YOUR GOAL: Restate every line of the material that follows, word for word.

── MATERIALS PROVIDED

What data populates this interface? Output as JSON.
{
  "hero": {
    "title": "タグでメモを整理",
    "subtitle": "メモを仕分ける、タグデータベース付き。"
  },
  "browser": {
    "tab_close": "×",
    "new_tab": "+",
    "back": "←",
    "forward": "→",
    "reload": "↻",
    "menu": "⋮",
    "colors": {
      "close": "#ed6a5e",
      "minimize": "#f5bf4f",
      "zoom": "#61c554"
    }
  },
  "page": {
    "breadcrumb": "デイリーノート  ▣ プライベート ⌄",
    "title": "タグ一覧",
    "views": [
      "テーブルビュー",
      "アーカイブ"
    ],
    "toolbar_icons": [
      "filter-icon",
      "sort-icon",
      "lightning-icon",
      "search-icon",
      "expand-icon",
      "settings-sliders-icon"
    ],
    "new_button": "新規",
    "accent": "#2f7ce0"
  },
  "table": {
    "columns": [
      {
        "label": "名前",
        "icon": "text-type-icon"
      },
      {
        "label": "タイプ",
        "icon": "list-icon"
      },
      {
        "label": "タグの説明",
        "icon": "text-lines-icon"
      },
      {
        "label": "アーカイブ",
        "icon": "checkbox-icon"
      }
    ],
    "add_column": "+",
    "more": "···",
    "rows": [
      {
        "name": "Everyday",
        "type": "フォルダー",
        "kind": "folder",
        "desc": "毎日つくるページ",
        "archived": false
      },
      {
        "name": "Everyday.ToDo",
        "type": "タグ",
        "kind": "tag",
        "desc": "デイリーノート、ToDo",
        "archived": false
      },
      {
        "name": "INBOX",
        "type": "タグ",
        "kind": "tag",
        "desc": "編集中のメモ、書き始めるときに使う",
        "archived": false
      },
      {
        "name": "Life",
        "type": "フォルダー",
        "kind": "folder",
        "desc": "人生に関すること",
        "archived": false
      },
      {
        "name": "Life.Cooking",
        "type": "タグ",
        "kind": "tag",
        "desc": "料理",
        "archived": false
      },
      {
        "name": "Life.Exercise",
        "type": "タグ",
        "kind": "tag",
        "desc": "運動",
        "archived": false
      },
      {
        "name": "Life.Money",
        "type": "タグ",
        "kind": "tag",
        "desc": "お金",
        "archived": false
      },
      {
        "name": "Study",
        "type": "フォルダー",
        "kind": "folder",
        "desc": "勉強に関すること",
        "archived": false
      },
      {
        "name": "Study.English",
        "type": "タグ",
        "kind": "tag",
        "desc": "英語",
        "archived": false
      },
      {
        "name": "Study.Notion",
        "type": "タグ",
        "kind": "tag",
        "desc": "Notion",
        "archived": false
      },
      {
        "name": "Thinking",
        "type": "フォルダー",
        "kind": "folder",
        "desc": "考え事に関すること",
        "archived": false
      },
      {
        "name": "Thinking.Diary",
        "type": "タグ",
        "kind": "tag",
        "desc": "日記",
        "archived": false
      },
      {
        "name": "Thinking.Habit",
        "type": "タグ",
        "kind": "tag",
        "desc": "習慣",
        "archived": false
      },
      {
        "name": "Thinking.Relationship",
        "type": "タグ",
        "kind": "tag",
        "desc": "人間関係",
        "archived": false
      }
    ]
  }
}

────

EXERCISE OUTPUT:
What data populates this interface? Output as JSON.
{
  "hero": {
    "title": "タグでメモを整理",
    "subtitle": "メモを仕分ける、タグデータベース付き。"
  },
  "browser": {
    "tab_close": "×",
    "new_tab": "+",
    "back": "←",
    "forward": "→",
    "reload": "↻",
    "menu": "⋮",
    "colors": {
      "close": "#ed6a5e",
      "minimize": "#f5bf4f",
      "zoom": "#61c554"
    }
  },
  "page": {
    "breadcrumb": "デイリーノート  ▣ プライベート ⌄",
    "title": "タグ一覧",
    "views": [
      "テーブルビュー",
      "アーカイブ"
    ],
    "toolbar_icons": [
      "filter-icon",
      "sort-icon",
      "lightning-icon",
      "search-icon",
      "expand-icon",
      "settings-sliders-icon"
    ],
    "new_button": "新規",
    "accent": "#2f7ce0"
  },
  "table": {
    "columns": [
      {
        "label": "名前",
        "icon": "text-type-icon"
      },
      {
        "label": "タイプ",
        "icon": "list-icon"
      },
      {
        "label": "タグの説明",
        "icon": "text-lines-icon"
      },
      {
        "label": "アーカイブ",
        "icon": "checkbox-icon"
      }
    ],
    "add_column": "+",
    "more": "···",
    "rows": [
      {
        "name": "Everyday",
        "type": "フォルダー",
        "kind": "folder",
        "desc": "毎日つくるページ",
        "archived": false
      },
      {
        "name": "Everyday.ToDo",
        "type": "タグ",
        "kind": "tag",
        "desc": "デイリーノート、ToDo",
        "archived": false
      },
      {
        "name": "INBOX",
        "type": "タグ",
        "kind": "tag",
        "desc": "編集中のメモ、書き始めるときに使う",
        "archived": false
      },
      {
        "name": "Life",
        "type": "フォルダー",
        "kind": "folder",
        "desc": "人生に関すること",
        "archived": false
      },
      {
        "name": "Life.Cooking",
        "type": "タグ",
        "kind": "tag",
        "desc": "料理",
        "archived": false
      },
      {
        "name": "Life.Exercise",
        "type": "タグ",
        "kind": "tag",
        "desc": "運動",
        "archived": false
      },
      {
        "name": "Life.Money",
        "type": "タグ",
        "kind": "tag",
        "desc": "お金",
        "archived": false
      },
      {
        "name": "Study",
        "type": "フォルダー",
        "kind": "folder",
        "desc": "勉強に関すること",
        "archived": false
      },
      {
        "name": "Study.English",
        "type": "タグ",
        "kind": "tag",
        "desc": "英語",
        "archived": false
      },
      {
        "name": "Study.Notion",
        "type": "タグ",
        "kind": "tag",
        "desc": "Notion",
        "archived": false
      },
      {
        "name": "Thinking",
        "type": "フォルダー",
        "kind": "folder",
        "desc": "考え事に関すること",
        "archived": false
      },
      {
        "name": "Thinking.Diary",
        "type": "タグ",
        "kind": "tag",
        "desc": "日記",
        "archived": false
      },
      {
        "name": "Thinking.Habit",
        "type": "タグ",
        "kind": "tag",
        "desc": "習慣",
        "archived": false
      },
      {
        "name": "Thinking.Relationship",
        "type": "タグ",
        "kind": "tag",
        "desc": "人間関係",
        "archived": false
      }
    ]
  }
}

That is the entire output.